* _WORK TO COMPLETE_
Copy the data below in full, exactly as it appears.

===

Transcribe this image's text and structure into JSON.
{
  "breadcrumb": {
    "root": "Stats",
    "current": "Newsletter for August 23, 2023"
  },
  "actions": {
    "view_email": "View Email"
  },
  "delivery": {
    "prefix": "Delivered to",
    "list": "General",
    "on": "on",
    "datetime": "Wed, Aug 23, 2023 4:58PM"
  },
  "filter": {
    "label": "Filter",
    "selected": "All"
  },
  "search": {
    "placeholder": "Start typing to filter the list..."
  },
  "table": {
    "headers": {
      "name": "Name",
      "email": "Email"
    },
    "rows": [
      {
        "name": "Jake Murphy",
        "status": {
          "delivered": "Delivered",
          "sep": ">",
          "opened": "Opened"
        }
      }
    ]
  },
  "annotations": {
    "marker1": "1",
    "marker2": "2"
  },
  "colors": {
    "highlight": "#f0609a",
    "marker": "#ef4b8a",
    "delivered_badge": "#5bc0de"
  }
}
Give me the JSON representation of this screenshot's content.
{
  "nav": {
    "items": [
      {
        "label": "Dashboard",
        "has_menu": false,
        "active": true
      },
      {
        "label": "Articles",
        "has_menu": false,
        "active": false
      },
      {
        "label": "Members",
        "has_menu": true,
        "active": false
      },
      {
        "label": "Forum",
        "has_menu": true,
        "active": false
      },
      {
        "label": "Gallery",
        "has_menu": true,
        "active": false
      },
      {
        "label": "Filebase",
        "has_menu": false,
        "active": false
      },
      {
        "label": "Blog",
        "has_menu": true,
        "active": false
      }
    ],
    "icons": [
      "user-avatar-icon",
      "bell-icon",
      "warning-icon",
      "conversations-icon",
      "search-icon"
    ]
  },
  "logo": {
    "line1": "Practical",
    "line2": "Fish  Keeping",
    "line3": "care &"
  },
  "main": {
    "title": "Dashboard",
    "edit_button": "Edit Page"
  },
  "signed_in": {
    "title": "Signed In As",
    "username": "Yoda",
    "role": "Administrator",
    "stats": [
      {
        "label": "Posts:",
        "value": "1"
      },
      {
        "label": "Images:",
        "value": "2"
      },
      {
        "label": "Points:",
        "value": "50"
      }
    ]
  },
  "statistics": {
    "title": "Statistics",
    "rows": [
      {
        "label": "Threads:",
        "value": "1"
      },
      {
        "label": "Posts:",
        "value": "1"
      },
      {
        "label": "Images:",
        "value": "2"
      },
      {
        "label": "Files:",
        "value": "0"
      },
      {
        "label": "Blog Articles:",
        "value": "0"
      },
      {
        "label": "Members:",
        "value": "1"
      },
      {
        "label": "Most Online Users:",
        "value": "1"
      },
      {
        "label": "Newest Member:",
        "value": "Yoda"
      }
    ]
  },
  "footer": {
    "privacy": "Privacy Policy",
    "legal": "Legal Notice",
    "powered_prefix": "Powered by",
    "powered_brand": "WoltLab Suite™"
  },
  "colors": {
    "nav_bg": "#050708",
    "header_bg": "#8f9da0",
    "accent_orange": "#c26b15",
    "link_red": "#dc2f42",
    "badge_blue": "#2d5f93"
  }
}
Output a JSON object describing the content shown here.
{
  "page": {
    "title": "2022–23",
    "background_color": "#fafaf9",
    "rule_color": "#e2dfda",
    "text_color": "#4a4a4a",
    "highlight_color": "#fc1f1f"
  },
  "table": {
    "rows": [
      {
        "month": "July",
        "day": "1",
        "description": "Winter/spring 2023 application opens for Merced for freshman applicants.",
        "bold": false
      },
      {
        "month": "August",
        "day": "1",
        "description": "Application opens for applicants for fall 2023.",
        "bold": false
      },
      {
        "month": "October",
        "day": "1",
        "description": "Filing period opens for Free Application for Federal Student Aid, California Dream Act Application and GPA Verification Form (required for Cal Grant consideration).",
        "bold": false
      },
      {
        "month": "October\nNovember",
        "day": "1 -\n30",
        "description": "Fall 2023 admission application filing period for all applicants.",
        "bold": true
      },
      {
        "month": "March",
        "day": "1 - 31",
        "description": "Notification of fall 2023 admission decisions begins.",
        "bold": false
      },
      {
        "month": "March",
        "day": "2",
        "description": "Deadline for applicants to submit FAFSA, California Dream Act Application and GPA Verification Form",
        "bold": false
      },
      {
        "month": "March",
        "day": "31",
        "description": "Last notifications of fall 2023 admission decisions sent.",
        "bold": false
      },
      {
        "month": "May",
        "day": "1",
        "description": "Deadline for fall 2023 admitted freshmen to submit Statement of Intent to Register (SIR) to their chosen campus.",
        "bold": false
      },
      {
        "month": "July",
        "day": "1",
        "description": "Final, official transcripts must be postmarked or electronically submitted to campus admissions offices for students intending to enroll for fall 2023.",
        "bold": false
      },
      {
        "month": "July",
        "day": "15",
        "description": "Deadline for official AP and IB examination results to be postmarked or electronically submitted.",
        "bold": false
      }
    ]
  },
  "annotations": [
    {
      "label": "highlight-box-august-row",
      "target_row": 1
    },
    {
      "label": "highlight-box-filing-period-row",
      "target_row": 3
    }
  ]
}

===

* _RESULT FOR THIS EXERCISE_
Transcribe this image's text and structure into JSON.
{
  "breadcrumb": {
    "root": "Stats",
    "current": "Newsletter for August 23, 2023"
  },
  "actions": {
    "view_email": "View Email"
  },
  "delivery": {
    "prefix": "Delivered to",
    "list": "General",
    "on": "on",
    "datetime": "Wed, Aug 23, 2023 4:58PM"
  },
  "filter": {
    "label": "Filter",
    "selected": "All"
  },
  "search": {
    "placeholder": "Start typing to filter the list..."
  },
  "table": {
    "headers": {
      "name": "Name",
      "email": "Email"
    },
    "rows": [
      {
        "name": "Jake Murphy",
        "status": {
          "delivered": "Delivered",
          "sep": ">",
          "opened": "Opened"
        }
      }
    ]
  },
  "annotations": {
    "marker1": "1",
    "marker2": "2"
  },
  "colors": {
    "highlight": "#f0609a",
    "marker": "#ef4b8a",
    "delivered_badge": "#5bc0de"
  }
}
Give me the JSON representation of this screenshot's content.
{
  "nav": {
    "items": [
      {
        "label": "Dashboard",
        "has_menu": false,
        "active": true
      },
      {
        "label": "Articles",
        "has_menu": false,
        "active": false
      },
      {
        "label": "Members",
        "has_menu": true,
        "active": false
      },
      {
        "label": "Forum",
        "has_menu": true,
        "active": false
      },
      {
        "label": "Gallery",
        "has_menu": true,
        "active": false
      },
      {
        "label": "Filebase",
        "has_menu": false,
        "active": false
      },
      {
        "label": "Blog",
        "has_menu": true,
        "active": false
      }
    ],
    "icons": [
      "user-avatar-icon",
      "bell-icon",
      "warning-icon",
      "conversations-icon",
      "search-icon"
    ]
  },
  "logo": {
    "line1": "Practical",
    "line2": "Fish  Keeping",
    "line3": "care &"
  },
  "main": {
    "title": "Dashboard",
    "edit_button": "Edit Page"
  },
  "signed_in": {
    "title": "Signed In As",
    "username": "Yoda",
    "role": "Administrator",
    "stats": [
      {
        "label": "Posts:",
        "value": "1"
      },
      {
        "label": "Images:",
        "value": "2"
      },
      {
        "label": "Points:",
        "value": "50"
      }
    ]
  },
  "statistics": {
    "title": "Statistics",
    "rows": [
      {
        "label": "Threads:",
        "value": "1"
      },
      {
        "label": "Posts:",
        "value": "1"
      },
      {
        "label": "Images:",
        "value": "2"
      },
      {
        "label": "Files:",
        "value": "0"
      },
      {
        "label": "Blog Articles:",
        "value": "0"
      },
      {
        "label": "Members:",
        "value": "1"
      },
      {
        "label": "Most Online Users:",
        "value": "1"
      },
      {
        "label": "Newest Member:",
        "value": "Yoda"
      }
    ]
  },
  "footer": {
    "privacy": "Privacy Policy",
    "legal": "Legal Notice",
    "powered_prefix": "Powered by",
    "powered_brand": "WoltLab Suite™"
  },
  "colors": {
    "nav_bg": "#050708",
    "header_bg": "#8f9da0",
    "accent_orange": "#c26b15",
    "link_red": "#dc2f42",
    "badge_blue": "#2d5f93"
  }
}
Output a JSON object describing the content shown here.
{
  "page": {
    "title": "2022–23",
    "background_color": "#fafaf9",
    "rule_color": "#e2dfda",
    "text_color": "#4a4a4a",
    "highlight_color": "#fc1f1f"
  },
  "table": {
    "rows": [
      {
        "month": "July",
        "day": "1",
        "description": "Winter/spring 2023 application opens for Merced for freshman applicants.",
        "bold": false
      },
      {
        "month": "August",
        "day": "1",
        "description": "Application opens for applicants for fall 2023.",
        "bold": false
      },
      {
        "month": "October",
        "day": "1",
        "description": "Filing period opens for Free Application for Federal Student Aid, California Dream Act Application and GPA Verification Form (required for Cal Grant consideration).",
        "bold": false
      },
      {
        "month": "October\nNovember",
        "day": "1 -\n30",
        "description": "Fall 2023 admission application filing period for all applicants.",
        "bold": true
      },
      {
        "month": "March",
        "day": "1 - 31",
        "description": "Notification of fall 2023 admission decisions begins.",
        "bold": false
      },
      {
        "month": "March",
        "day": "2",
        "description": "Deadline for applicants to submit FAFSA, California Dream Act Application and GPA Verification Form",
        "bold": false
      },
      {
        "month": "March",
        "day": "31",
        "description": "Last notifications of fall 2023 admission decisions sent.",
        "bold": false
      },
      {
        "month": "May",
        "day": "1",
        "description": "Deadline for fall 2023 admitted freshmen to submit Statement of Intent to Register (SIR) to their chosen campus.",
        "bold": false
      },
      {
        "month": "July",
        "day": "1",
        "description": "Final, official transcripts must be postmarked or electronically submitted to campus admissions offices for students intending to enroll for fall 2023.",
        "bold": false
      },
      {
        "month": "July",
        "day": "15",
        "description": "Deadline for official AP and IB examination results to be postmarked or electronically submitted.",
        "bold": false
      }
    ]
  },
  "annotations": [
    {
      "label": "highlight-box-august-row",
      "target_row": 1
    },
    {
      "label": "highlight-box-filing-period-row",
      "target_row": 3
    }
  ]
}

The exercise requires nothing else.